“Domestic AIDS seems to have fallen off the radar,” said Joshua Bress, Hike for HIV co-founder and a first-year Vanderbilt School of Medicine Student. I thought, I’ll walk the map if that’s what it takes to put it back on the map.”

Bress co-founded Hike for HIV, a campaign aimed at raising awareness and funds for Nashville CARES, Tennessee’s leading community-based AIDS service organization. The idea, he said, came from reading about last year’s AIDS walk, a Nashville CARES annual fundraiser. He cleared the campaign with Nashville CARES and got the project rolling.

Bress’s first challenge was convincing someone else to walk 20 miles a day for 12 weeks at heights up to 14,000 feet — a task almost as difficult as the hike itself.

Fortunately for Bress, fellow first-year Vanderbilt med student Kevin Elias shared his passion for AIDS awareness — and a “youthful naiveté and general sense of optimism,” according to Elias.

Bress and Elias began exploring their resources and gathering a team of volunteers.

“We couldn’t be in a better place,” Bress said. “Everyone here cares about AIDS. Vanderbilt offers incredible resources — top researchers, major HIV vaccine trials, available faculty. It’s not everywhere that you’d ask to meet with physicians, and be able to see them the next day. Even the administrators were readily available to meet with us.”

The first faculty member Bress contacted was Dr. Bonnie Miller, associate dean for Medical Students, who according to Bress “opened so many doors.”

“I was tickled by their enthusiasm and idealism, as well as a bit curious as to how they would pull it off, and how it would accomplish their goals,” Miller said of the Hike for HIV team. “At this point, I am totally impressed with their organizational skills, and I’m convinced that they can do it. I think the hike will be successful in raising community awareness.”

The Hike for HIV team, which also includes first-year Vanderbilt medical students Katy Clabo and Mercy Udoji, along with Vanderbilt University seniors Amber Wallin and Gwen Hubbell, has made progress since it formed this past fall. They created a comprehensive Web site,, to begin reaching out to the public and receiving donations online; they’re educating Tennessee State University students regarding HIV/AIDS; they’ve gotten corporate sponsorships; they’re even making a documentary about HIV/AIDS and the actual hike.

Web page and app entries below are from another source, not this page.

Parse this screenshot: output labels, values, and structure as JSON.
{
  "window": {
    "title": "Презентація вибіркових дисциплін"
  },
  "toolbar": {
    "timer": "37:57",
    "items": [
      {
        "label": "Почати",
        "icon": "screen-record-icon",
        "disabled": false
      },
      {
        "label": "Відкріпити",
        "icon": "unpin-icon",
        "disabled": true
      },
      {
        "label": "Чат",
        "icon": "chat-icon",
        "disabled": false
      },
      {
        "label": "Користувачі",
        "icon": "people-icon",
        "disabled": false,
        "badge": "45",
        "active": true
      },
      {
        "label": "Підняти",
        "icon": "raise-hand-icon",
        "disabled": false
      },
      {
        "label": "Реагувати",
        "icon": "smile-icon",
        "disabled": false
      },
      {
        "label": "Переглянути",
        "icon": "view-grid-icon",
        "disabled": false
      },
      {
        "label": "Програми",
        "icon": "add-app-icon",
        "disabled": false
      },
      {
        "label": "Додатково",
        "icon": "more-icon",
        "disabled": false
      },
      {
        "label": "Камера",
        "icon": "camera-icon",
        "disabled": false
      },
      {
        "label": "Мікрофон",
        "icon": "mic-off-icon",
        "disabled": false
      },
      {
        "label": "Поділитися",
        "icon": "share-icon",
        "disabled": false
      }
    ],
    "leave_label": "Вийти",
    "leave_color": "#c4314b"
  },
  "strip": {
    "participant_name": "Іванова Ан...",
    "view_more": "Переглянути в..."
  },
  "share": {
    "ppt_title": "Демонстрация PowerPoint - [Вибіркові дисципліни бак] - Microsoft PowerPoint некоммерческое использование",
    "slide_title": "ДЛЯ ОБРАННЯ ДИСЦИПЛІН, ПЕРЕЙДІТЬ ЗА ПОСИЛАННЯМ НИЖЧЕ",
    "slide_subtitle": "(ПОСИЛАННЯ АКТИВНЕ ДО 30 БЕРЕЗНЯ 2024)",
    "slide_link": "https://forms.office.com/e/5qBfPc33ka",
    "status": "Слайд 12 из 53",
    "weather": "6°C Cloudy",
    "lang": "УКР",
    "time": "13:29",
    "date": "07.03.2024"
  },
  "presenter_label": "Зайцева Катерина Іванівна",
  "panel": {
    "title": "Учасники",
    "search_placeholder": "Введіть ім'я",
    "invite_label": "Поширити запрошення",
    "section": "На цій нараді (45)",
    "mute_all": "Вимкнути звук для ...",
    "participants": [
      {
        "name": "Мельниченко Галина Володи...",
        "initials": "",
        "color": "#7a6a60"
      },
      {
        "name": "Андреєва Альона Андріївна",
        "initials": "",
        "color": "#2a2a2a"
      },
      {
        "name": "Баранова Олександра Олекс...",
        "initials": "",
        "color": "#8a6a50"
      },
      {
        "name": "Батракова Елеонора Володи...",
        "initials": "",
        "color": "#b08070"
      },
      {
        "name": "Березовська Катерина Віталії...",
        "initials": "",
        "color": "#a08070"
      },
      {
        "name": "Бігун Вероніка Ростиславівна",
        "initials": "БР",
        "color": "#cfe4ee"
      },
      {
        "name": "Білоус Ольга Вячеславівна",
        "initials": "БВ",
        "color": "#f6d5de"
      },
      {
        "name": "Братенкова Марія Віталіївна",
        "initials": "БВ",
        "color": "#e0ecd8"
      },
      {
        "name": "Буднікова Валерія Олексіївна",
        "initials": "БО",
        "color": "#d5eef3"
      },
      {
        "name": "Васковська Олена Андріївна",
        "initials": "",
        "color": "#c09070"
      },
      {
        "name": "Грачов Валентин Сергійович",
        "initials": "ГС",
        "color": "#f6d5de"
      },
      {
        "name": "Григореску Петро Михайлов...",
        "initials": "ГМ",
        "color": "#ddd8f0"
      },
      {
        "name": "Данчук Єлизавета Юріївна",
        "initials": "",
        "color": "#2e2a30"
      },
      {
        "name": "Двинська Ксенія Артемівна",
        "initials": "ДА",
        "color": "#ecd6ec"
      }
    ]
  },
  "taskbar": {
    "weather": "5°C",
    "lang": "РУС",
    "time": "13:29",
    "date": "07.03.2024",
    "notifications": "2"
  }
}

“The documentary will be educational, with interviews from members of the Nashville CARES team, people living with HIV in Nashville, and of course, the struggles of our hike. We want to show how students can make a difference,” Bress said.

This sentiment — that students can make a difference — is what drives the team.

“We have an obligation to look out for our peers,” Elias said. “We’re looking at the second generation of HIV. Young people need to understand the effects of choices they make. They need to be informed.”

The Hike for HIV team is preparing for their next informational campaign activity — HIV Week, April 12-16. The activities will include speakers and panels, and culminates with an HIV Awareness Fair at VUMC and a symbolic hike across the Vanderbilt campus.

“They (the team members) have demonstrated energy, advocacy, commitment and creativity in pushing forward with the Hike for HIV,” Miller said. “This project will heighten awareness and provide educational outreach about HIV right here in our community. The medical school is fully supportive and proud of their efforts.”

For Bress and Elias, their efforts go beyond the rest of their teammates. They’re training for the hike, waking up early every morning and heading to the gym for an hour and a half workout. They haven’t taken a single day off, because they know what they’re facing.

The actual Hike for HIV will take place this summer. Bress and Elias will trek the Pacific Crest Trail, walking the entire length of California, which is equivalent to 66 marathons. They will be carrying eight liters of water on their backs, along with all their camping gear.

“I’ve never done anything close to this scale,” said Elias. The farthest he can remember traveling on foot was six to seven miles. He and Bress will be crossing that distance before lunch the first day of the hike.